Hispasat has communicated that they are fully confident that Amazonas will have an orbital life of more than 10 years. This anomaly is something we have managed with the highest level of priority and attention.
Satellite News: Do you believe the industry can continue to sustain the number of players currently involved in satellite-manufacturing?
Bouvier: The consensus has been the market cannot sustain five or six competitors. However, it is a paradox that for a number of years there are still the same number of players. The basis of the analysts’ findings and the rationale remains the same: This market is extremely competitive and not large enough to accommodate so many competitors.
This is also not in the interests of the customers. Customers have long-term interests to have strong manufacturers, capable of entering into a real production approach, which means increasing the volume of activity so as to be more efficient and to generate revenue for investments in the long term.

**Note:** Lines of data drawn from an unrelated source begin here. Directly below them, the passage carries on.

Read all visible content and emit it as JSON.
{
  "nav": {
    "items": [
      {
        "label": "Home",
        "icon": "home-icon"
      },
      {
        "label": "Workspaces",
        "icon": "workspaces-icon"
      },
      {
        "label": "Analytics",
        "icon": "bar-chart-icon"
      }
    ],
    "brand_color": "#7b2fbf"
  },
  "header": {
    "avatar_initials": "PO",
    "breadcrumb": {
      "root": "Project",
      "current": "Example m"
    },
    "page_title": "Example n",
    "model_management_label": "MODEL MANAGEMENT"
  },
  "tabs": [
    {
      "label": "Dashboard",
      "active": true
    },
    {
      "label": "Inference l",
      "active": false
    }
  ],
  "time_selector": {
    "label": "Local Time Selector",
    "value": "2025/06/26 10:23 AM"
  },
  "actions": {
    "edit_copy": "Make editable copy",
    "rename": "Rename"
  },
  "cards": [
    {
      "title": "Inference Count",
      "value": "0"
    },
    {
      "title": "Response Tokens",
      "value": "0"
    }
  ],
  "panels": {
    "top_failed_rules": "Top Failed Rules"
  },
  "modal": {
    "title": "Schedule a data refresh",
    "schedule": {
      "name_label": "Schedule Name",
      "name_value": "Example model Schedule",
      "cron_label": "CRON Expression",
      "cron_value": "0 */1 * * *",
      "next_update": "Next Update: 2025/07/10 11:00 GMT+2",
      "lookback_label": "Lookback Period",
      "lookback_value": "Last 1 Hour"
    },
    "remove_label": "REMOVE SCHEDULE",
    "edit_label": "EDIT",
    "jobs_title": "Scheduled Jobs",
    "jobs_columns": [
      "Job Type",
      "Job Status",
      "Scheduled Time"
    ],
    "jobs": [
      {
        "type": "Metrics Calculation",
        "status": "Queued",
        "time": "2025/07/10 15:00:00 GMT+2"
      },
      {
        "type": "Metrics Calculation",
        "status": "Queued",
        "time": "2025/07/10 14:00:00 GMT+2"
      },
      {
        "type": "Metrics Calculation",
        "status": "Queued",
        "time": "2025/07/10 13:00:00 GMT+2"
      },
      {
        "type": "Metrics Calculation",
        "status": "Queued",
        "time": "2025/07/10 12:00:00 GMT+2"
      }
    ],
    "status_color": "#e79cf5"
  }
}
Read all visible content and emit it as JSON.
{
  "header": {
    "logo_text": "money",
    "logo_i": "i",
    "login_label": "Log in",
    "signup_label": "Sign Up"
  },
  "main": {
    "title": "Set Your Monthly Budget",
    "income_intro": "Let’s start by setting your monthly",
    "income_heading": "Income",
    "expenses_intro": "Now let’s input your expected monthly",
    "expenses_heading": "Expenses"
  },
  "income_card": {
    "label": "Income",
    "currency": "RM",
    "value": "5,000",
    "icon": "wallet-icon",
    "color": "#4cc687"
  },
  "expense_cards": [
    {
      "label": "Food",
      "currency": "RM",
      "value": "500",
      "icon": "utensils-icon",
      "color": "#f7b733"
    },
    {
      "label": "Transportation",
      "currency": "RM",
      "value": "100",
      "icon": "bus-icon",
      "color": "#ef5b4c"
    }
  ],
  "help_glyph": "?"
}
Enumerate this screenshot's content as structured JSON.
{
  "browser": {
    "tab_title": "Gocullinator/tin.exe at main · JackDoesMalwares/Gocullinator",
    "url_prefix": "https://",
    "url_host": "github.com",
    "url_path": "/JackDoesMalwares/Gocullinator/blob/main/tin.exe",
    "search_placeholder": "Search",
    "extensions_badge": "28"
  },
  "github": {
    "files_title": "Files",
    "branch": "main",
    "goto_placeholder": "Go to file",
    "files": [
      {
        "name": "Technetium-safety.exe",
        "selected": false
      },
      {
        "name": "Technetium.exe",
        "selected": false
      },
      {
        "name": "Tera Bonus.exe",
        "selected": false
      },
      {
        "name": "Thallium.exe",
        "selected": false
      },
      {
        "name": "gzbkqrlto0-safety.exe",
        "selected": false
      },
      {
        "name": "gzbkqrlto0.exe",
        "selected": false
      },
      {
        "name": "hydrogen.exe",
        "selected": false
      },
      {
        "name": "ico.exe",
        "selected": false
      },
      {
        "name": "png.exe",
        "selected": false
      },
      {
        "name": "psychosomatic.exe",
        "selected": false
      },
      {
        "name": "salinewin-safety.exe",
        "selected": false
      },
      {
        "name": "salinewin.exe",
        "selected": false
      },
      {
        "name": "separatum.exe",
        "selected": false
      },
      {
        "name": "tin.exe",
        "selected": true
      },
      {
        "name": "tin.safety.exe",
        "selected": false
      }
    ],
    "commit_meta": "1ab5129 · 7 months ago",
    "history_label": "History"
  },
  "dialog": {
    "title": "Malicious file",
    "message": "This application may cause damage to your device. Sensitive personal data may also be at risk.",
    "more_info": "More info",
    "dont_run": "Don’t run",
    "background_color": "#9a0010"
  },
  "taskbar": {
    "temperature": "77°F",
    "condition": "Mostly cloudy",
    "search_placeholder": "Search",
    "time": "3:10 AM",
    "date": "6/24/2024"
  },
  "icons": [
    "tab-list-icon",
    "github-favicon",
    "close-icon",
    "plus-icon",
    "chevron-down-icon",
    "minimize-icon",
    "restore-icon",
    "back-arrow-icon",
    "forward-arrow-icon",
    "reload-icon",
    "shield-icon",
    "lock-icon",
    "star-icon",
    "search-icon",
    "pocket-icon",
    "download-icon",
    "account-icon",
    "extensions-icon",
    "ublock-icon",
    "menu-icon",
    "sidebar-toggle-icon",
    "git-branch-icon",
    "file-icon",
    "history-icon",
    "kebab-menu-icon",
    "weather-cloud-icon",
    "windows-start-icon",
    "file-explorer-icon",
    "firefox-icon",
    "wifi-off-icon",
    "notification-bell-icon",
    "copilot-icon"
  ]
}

Satellite News: What are the major challenges for EADS Astrium during the next year? What role do you see the company playing in satellite services in Europe?
Bouvier: We have three major objectives. First, we want to continue to deliver our main programs within schedule and to the satisfaction of our customers. We have several launches this year and a number of important ongoing programs, so our first priority is to deliver.
Second, we want to win new business, even if the market is depressed and difficult, and to prepare for the long-term growth and development of this company in defense, telecom and institutional business. We want to develop the right products and technologies to lay the foundations for the future.
Third, we want to improve industrial efficiency through process- and product-line rationalization. In telecom, we have successfully introduced a new product line, Eurostar E3000, which is well-positioned in terms of quality, costs and reliability. It allows EADS Astrium to offer with one modular product a wide range of capacities from 4 kW to 12 kW. It has been our approach to address the most significant part of the market through a single product that offers a clear competitive advantage.
(Contact: Remi Roland, EADS Space, Remi.Roland@eads.net)